## Goal of the exercise
Pick each line containing the word "JSON" out of the data below.

Data records for software interfaces
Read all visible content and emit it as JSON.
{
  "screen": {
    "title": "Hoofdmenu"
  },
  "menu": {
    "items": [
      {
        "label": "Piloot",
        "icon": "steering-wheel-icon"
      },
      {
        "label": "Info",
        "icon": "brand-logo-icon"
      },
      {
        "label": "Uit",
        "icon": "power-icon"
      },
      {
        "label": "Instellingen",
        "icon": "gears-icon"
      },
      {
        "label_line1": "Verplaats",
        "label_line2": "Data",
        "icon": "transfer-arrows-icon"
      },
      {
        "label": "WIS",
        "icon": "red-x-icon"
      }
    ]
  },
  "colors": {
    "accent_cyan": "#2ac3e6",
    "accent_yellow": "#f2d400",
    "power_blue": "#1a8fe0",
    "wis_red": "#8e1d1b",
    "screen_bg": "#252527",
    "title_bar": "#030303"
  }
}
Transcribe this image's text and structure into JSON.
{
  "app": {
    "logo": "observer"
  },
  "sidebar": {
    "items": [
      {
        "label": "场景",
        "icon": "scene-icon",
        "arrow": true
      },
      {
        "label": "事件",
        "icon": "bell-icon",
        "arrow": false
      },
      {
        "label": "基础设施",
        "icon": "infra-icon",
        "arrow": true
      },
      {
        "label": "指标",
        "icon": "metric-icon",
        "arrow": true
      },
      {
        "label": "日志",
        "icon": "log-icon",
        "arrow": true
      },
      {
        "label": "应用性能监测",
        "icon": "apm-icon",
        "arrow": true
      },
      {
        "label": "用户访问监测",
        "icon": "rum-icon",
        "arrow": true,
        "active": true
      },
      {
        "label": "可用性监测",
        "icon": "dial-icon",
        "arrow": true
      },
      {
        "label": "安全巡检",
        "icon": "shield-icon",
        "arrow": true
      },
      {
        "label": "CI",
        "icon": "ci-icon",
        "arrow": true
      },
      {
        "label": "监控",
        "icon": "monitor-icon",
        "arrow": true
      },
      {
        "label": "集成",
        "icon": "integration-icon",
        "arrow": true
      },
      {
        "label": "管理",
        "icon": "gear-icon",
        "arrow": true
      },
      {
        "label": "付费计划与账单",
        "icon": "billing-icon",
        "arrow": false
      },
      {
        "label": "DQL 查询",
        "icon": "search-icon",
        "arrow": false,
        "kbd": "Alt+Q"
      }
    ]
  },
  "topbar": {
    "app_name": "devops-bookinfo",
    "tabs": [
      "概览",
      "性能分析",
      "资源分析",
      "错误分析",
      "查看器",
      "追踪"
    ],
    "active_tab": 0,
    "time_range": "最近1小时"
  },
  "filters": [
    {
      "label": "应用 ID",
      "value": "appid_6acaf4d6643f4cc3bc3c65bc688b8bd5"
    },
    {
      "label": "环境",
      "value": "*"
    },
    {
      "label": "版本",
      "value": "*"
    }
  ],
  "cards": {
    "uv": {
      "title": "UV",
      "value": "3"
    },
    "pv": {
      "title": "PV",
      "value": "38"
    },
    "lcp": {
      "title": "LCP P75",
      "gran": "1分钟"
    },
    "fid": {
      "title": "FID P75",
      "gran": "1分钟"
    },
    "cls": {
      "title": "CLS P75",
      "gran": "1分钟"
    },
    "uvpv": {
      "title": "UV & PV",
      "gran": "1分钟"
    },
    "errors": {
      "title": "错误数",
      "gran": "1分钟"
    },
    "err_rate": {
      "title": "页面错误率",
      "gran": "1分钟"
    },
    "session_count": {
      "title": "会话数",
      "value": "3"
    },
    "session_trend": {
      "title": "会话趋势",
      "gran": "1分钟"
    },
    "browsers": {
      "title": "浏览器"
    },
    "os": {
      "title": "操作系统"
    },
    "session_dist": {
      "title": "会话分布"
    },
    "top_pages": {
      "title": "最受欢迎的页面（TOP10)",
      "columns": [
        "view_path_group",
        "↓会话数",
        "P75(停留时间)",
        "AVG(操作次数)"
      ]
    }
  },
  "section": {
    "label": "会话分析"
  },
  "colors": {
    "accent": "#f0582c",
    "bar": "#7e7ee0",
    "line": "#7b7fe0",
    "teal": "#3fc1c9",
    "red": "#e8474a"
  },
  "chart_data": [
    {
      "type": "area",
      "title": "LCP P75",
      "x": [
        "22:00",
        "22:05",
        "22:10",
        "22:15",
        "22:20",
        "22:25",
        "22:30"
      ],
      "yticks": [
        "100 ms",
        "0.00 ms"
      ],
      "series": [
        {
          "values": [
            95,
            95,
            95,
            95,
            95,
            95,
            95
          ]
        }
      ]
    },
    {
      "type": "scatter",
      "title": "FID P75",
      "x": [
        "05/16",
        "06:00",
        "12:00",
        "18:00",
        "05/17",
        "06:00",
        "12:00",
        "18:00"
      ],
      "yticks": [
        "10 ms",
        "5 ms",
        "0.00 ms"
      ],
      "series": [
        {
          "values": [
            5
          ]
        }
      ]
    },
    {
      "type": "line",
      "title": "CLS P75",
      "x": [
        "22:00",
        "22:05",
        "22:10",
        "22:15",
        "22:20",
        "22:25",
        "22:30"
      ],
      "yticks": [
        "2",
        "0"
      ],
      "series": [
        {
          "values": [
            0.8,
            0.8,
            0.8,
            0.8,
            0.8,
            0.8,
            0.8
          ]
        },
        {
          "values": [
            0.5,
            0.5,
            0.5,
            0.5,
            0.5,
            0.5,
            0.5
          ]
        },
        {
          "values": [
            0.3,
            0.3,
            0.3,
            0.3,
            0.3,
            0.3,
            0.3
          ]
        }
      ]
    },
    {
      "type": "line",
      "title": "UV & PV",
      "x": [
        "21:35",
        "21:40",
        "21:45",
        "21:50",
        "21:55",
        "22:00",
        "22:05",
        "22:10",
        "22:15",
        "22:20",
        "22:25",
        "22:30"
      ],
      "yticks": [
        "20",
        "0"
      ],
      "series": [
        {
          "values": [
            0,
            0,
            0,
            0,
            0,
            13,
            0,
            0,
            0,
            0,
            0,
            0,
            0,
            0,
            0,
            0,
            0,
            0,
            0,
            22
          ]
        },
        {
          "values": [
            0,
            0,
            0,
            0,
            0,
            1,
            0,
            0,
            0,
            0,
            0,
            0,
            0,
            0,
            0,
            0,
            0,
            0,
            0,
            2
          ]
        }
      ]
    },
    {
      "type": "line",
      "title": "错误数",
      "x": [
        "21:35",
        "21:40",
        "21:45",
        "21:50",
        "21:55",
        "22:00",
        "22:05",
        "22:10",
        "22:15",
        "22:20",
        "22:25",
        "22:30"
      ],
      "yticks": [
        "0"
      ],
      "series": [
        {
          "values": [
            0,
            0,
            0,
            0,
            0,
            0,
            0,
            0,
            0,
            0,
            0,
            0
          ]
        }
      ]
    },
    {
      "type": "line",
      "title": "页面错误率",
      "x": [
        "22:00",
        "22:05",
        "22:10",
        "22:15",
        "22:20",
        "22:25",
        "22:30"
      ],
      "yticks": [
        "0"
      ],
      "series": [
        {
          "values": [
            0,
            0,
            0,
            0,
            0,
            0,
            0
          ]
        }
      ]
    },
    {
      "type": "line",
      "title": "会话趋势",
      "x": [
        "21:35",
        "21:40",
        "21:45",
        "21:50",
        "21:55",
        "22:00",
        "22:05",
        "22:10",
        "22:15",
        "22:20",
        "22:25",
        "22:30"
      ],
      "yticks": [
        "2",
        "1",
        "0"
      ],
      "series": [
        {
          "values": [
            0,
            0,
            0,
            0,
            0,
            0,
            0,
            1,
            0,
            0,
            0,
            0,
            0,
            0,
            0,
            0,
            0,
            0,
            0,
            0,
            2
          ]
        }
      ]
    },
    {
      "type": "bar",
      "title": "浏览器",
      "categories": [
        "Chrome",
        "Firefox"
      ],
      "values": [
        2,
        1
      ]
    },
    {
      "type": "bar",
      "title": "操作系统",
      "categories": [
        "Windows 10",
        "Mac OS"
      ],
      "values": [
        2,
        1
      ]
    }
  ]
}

## The answer
Read all visible content and emit it as JSON.
Transcribe this image's text and structure into JSON.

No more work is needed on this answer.